Updated 15 Sep 2020


OVER the past several weeks, the situation vis-à-vis sectarian peace in Pakistan has been extremely fragile. Reportedly, due to some controversial remarks made from the pulpit during Muharram, and the resulting reaction from clerics, significant polarisation has been witnessed in society.

Perhaps the most worrying manifestation of this was witnessed last week in Karachi, when three rallies were taken out by religious groups in honour of the companions of the Holy Prophet (PBUH). Particularly massive was Friday’s rally — organised by followers of the Deobandi school — and Saturday’s event, sponsored by Barelvi clerics.

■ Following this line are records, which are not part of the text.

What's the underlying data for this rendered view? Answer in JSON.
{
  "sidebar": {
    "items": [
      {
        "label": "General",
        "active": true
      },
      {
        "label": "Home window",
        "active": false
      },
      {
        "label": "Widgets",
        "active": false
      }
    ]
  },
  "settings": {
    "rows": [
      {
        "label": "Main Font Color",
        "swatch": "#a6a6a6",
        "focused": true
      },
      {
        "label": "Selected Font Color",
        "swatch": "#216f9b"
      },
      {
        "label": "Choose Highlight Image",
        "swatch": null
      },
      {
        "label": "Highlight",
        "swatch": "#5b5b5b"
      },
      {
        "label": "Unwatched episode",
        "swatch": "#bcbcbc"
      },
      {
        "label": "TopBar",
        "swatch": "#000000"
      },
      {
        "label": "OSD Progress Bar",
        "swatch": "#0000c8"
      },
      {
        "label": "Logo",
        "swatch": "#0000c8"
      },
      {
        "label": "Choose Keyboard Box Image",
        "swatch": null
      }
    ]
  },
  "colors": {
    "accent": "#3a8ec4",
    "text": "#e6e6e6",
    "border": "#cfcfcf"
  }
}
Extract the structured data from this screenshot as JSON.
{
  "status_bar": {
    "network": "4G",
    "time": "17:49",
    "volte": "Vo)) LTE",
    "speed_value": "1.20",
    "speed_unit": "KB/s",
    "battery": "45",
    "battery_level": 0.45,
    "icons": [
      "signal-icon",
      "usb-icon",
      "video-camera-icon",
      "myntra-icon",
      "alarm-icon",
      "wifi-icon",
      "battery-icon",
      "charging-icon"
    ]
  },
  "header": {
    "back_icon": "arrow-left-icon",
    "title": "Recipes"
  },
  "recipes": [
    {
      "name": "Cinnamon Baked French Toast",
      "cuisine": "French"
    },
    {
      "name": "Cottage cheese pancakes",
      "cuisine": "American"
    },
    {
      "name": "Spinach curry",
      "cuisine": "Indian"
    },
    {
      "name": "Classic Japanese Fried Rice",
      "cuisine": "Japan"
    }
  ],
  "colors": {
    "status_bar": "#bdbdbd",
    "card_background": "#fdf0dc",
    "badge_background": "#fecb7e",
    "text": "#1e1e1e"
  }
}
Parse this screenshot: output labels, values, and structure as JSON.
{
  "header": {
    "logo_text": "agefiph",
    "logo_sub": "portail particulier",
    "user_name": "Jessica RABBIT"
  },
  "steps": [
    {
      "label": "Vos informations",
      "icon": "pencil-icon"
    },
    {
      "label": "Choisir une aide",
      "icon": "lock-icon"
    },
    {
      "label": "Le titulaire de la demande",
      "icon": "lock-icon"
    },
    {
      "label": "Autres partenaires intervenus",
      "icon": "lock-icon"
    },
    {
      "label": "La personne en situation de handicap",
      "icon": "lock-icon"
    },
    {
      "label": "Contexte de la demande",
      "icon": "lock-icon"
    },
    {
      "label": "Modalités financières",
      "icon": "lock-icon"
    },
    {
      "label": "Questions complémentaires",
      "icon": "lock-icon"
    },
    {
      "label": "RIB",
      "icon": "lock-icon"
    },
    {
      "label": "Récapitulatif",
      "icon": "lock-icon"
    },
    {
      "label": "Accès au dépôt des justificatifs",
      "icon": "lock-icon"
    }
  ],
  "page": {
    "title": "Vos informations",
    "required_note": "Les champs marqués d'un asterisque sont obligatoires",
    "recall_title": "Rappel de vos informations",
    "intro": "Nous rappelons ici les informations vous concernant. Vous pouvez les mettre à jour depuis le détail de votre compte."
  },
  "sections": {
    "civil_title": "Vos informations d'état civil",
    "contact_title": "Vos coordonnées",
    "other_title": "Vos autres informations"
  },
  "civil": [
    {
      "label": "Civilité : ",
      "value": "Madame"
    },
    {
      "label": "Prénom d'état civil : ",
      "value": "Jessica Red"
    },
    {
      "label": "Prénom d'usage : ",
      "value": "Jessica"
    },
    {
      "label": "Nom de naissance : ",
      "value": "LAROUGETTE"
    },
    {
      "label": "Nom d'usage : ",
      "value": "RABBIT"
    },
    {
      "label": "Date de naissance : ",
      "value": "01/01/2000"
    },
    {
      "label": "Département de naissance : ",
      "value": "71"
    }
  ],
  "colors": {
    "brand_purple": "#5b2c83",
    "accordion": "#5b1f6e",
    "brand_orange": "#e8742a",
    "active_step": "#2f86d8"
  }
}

A relatively smaller event was held on Sunday by the Ahle Hadith school of thought.

While it is everyone’s democratic right to protest peacefully, the presence of banned hate groups in the rallies, as well as the raising of takfiri slogans in at least one rally, does not bode well for communal peace.

This newspaper has long argued that there can be no justification for hate speech from the pulpit targeting any sect, religion or their revered personalities. From the 1980s onwards, Pakistan has seen horrific bouts of sectarian violence, and the misuse of the microphone by clerics has played a central role in stirring up sectarian zeal.

In the current age, with news and rumours reaching countries within minutes thanks to social media, the situation is even more delicate. Therefore, it is incumbent upon the state and ulema to play their roles to prevent sectarian hatred from spreading. The government must ensure that pulpits are not misused to demonise any community and propagate sectarian views, and that action is taken against violators as per the law.

Clerics, on the other hand, have an equally important job; instead of working up their flock into a frenzy, ulema of all sects must cooperate to create an atmosphere of harmony. If controversial remarks are reported on social media or elsewhere, ulema and community leaders must work to defuse the situation. Pakistan cannot afford to be caught in the maelstrom of communal hatred.

Published in Dawn, September 15th, 2020